I am very sorry for the trouble I have given, and I beg to thank you for what you have done for me. I am quite a different man to what I was when I came here. About you coming to see me you can do as you wish. I am willing to see you. I am sorry for what I have done, it was done in self-defense. The man was close upon me before I saw him with a big stick in his hand. I told him to stand back, and I rose my gun, and he said “Don’t fire” with that everything was over. Everything passed in less than half a minute. If he didn’t come on, I was willing to give him my name. I had nothing but my gun to defend me. I am sorry for it now, and I have written to the Scott’s. I have nothing more to do but to leave it all in God’s hands. Everybody is kind to me, and I am treated like a gentleman than a prisoner.
Best love to you all JOSEPH LEWIS.”
Sadly, his parents refused to have anything more to do with their son and never visited him in the gaol. They did, however, send a neighbor to visit him on their behalf and there is a report that says Lewis said he was hungry all day and then he broke down and wept like a child.
Lewis’s sanity was questioned at the time because it was claimed he had suffered sunstroke while serving as a soldier in India and been “unhinged” ever since. His parents stated that he often suffered from severe headaches and throat pains with which he had terrible fevers with. These would cause him to become restless so much so that he would pace the room gesticulating and unable to control himself.
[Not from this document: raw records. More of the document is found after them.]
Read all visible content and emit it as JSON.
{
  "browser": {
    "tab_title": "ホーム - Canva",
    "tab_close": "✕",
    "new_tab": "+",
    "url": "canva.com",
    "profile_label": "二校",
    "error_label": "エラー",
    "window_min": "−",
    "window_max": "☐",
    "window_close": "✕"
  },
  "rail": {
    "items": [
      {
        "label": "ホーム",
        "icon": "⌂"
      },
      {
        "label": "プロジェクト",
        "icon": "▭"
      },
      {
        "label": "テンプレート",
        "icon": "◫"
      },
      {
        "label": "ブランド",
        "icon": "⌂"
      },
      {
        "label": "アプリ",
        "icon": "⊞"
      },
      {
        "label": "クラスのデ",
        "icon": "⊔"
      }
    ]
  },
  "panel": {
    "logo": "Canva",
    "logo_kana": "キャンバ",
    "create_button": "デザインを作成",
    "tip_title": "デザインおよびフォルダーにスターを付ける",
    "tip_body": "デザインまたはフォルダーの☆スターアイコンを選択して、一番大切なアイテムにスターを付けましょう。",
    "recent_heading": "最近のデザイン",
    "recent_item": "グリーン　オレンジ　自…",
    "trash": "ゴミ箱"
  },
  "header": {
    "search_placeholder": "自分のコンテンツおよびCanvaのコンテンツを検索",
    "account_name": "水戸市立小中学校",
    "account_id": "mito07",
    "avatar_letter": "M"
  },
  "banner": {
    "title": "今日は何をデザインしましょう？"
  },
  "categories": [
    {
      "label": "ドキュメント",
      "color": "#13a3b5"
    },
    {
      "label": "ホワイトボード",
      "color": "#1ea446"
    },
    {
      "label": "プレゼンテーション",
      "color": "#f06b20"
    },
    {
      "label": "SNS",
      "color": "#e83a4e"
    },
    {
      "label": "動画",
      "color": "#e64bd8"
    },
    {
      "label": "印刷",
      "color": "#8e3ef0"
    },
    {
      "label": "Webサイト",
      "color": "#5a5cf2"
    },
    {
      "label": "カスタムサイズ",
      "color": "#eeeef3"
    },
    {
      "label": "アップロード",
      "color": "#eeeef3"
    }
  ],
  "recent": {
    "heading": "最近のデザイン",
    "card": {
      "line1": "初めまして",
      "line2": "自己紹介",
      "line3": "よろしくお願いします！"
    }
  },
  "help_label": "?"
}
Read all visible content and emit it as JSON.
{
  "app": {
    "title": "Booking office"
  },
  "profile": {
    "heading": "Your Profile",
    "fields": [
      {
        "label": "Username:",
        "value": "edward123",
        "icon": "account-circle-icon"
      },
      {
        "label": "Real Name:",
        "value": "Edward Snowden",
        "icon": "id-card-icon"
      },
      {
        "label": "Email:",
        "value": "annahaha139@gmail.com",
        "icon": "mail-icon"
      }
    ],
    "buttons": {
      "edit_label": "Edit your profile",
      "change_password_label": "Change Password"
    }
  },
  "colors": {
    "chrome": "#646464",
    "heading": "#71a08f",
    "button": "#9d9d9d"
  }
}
He also kept a detailed written diary which for a man of his class showed he was remarkably better educated than most. Lewis was condemned to death by hanging for the murder, but his solicitor had lodged an appeal to the Home Secretary for a reprieve claiming he was not in his right mind.
However, the appeal was refused and on August 30th, 1898 Joseph Lewis was hanged at 8 o’clock am observed by a crowd of morbid spectators by executioner Billington.
Joseph Lewis’s story is tinged with sadness for me, I believe he was suffering from either a physical illness or a mental one that today would have been treated before such tragedy took place. But such was the times in which he lived there would have been little sympathy shown anyway.
With all this in mind I wonder why Robert Scott’s ghost haunts the stairs inside Margam Castle
and as for what really happened on that night, that remains a mystery which is only known to him and Joseph Lewis.